A new class of quiescent galaxies harboring possible AGN-driven winds has been discovered using spatially resolved optical spectroscopy from the ongoing SDSS-IV MaNGA survey. These galaxies, termed "red geysers," constitute 5%-10% of the local quiescent population and are characterized by narrow bisymmetric patterns in ionized gas emission features. Cheung et al. argued that these galaxies host large-scale AGN-driven winds that may play a role in suppressing star formation at late times. In this work, we test the hypothesis that AGN activity is ultimately responsible for the red geyser phenomenon. We compare the nuclear radio activity of the red geysers to a matched control sample with similar stellar mass, redshift, rest-frame NUV - r color, axis ratio, and presence of ionized gas. We have used the 1.4 GHz radio continuum data from the VLA FIRST survey to stack the radio flux from the red geyser and control samples. In addition to a three times higher FIRST detection rate, we find that red geysers have a 5σ higher level of average radio flux than control galaxies. After restricting to rest-frame NUV - r color >5 and checking mid-IR WISE photometry, we rule out star formation contamination and conclude that red geysers are associated with more active AGNs. Red geysers and a possibly related class with disturbed Hα emission account for 40% of all radio-detected red galaxies with log (M ∗/M o) < 11.
|State||Published - Dec 20 2018|
Bibliographical noteFunding Information:
Funding for the Sloan Digital Sky Survey IV has been provided by the Alfred P. Sloan Foundation, the U.S. Department of Energy Office of Science, and the Participating Institutions. The SDSS-IV acknowledges support and resources from the Center for High-Performance Computing at the University of Utah. The SDSS website iswww.sdss.org.

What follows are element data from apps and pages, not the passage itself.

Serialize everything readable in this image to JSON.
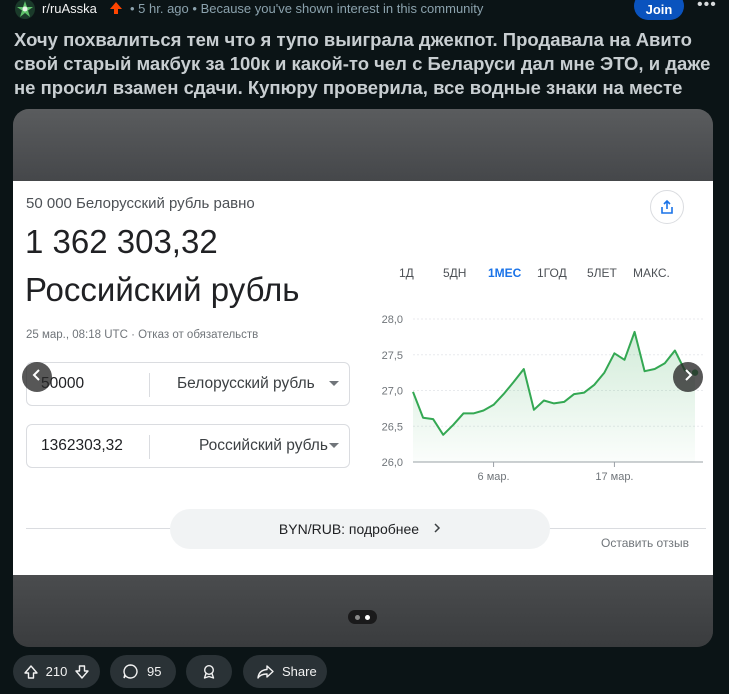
{
  "post": {
    "subreddit": "r/ruAsska",
    "time": "5 hr. ago",
    "reason": "Because you've shown interest in this community",
    "join_label": "Join",
    "more_label": "•••",
    "title": "Хочу похвалиться тем что я тупо выиграла джекпот. Продавала на Авито свой старый макбук за 100к и какой-то чел с Беларуси дал мне ЭТО, и даже не просил взамен сдачи. Купюру проверила, все водные знаки на месте"
  },
  "converter": {
    "equals_label": "50 000 Белорусский рубль равно",
    "result_value": "1 362 303,32",
    "result_currency": "Российский рубль",
    "timestamp": "25 мар., 08:18 UTC · Отказ от обязательств",
    "from_amount": "50000",
    "from_currency": "Белорусский рубль",
    "to_amount": "1362303,32",
    "to_currency": "Российский рубль",
    "tabs": [
      "1Д",
      "5ДН",
      "1МЕС",
      "1ГОД",
      "5ЛЕТ",
      "МАКС."
    ],
    "active_tab": "1МЕС",
    "more_label": "BYN/RUB: подробнее",
    "feedback_label": "Оставить отзыв"
  },
  "actions": {
    "votes": "210",
    "comments": "95",
    "share_label": "Share"
  },
  "colors": {
    "accent": "#0a53be",
    "upvote": "#ff4500",
    "chart_line": "#34a853",
    "active_tab": "#1a73e8"
  },
  "chart_data": {
    "type": "line",
    "title": "",
    "xlabel": "",
    "ylabel": "",
    "ylim": [
      26.0,
      28.0
    ],
    "yticks": [
      "28,0",
      "27,5",
      "27,0",
      "26,5",
      "26,0"
    ],
    "xticks": [
      "6 мар.",
      "17 мар."
    ],
    "series": [
      {
        "values": [
          26.98,
          26.62,
          26.6,
          26.38,
          26.52,
          26.68,
          26.68,
          26.72,
          26.8,
          26.95,
          27.12,
          27.3,
          26.73,
          26.86,
          26.82,
          26.84,
          26.95,
          26.97,
          27.08,
          27.25,
          27.52,
          27.43,
          27.82,
          27.27,
          27.3,
          27.38,
          27.56,
          27.28,
          27.25
        ]
      }
    ]
  }
}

NR thanks Professor Puragra Guhathakurta for helpful comments and discussions. RAR acknowledges CNPq and FAPERGS.
© 2018. The American Astronomical Society. All rights reserved.
- galaxies: evolution
- galaxies: formation
- galaxies: general
ASJC Scopus subject areas
- Astronomy and Astrophysics
- Space and Planetary Science